Reproduce the entries. Each one must match the original exactly.

*** Available data Section Begins ***

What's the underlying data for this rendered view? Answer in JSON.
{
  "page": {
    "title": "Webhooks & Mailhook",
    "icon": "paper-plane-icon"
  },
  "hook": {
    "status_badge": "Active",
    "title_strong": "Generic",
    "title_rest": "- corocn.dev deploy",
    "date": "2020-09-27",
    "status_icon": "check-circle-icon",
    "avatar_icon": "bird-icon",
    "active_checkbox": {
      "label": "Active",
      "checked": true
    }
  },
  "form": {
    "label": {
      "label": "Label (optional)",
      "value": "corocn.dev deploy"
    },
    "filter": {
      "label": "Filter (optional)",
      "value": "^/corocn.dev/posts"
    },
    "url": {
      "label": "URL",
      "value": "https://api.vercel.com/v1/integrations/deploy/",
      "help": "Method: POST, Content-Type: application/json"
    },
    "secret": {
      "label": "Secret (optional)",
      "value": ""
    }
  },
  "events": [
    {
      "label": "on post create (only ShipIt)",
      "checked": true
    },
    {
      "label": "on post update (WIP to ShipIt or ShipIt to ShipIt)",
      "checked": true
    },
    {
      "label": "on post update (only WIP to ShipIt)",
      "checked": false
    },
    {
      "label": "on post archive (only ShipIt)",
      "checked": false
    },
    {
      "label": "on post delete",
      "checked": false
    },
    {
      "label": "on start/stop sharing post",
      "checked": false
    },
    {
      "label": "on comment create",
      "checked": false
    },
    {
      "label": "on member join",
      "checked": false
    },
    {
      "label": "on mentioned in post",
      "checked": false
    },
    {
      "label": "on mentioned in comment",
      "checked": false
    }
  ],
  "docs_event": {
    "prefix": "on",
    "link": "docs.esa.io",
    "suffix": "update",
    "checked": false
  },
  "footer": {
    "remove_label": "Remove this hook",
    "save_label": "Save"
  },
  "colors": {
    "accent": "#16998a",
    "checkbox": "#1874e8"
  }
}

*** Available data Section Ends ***

* Solution to the problem:
What's the underlying data for this rendered view? Answer in JSON.
{
  "page": {
    "title": "Webhooks & Mailhook",
    "icon": "paper-plane-icon"
  },
  "hook": {
    "status_badge": "Active",
    "title_strong": "Generic",
    "title_rest": "- corocn.dev deploy",
    "date": "2020-09-27",
    "status_icon": "check-circle-icon",
    "avatar_icon": "bird-icon",
    "active_checkbox": {
      "label": "Active",
      "checked": true
    }
  },
  "form": {
    "label": {
      "label": "Label (optional)",
      "value": "corocn.dev deploy"
    },
    "filter": {
      "label": "Filter (optional)",
      "value": "^/corocn.dev/posts"
    },
    "url": {
      "label": "URL",
      "value": "https://api.vercel.com/v1/integrations/deploy/",
      "help": "Method: POST, Content-Type: application/json"
    },
    "secret": {
      "label": "Secret (optional)",
      "value": ""
    }
  },
  "events": [
    {
      "label": "on post create (only ShipIt)",
      "checked": true
    },
    {
      "label": "on post update (WIP to ShipIt or ShipIt to ShipIt)",
      "checked": true
    },
    {
      "label": "on post update (only WIP to ShipIt)",
      "checked": false
    },
    {
      "label": "on post archive (only ShipIt)",
      "checked": false
    },
    {
      "label": "on post delete",
      "checked": false
    },
    {
      "label": "on start/stop sharing post",
      "checked": false
    },
    {
      "label": "on comment create",
      "checked": false
    },
    {
      "label": "on member join",
      "checked": false
    },
    {
      "label": "on mentioned in post",
      "checked": false
    },
    {
      "label": "on mentioned in comment",
      "checked": false
    }
  ],
  "docs_event": {
    "prefix": "on",
    "link": "docs.esa.io",
    "suffix": "update",
    "checked": false
  },
  "footer": {
    "remove_label": "Remove this hook",
    "save_label": "Save"
  },
  "colors": {
    "accent": "#16998a",
    "checkbox": "#1874e8"
  }
}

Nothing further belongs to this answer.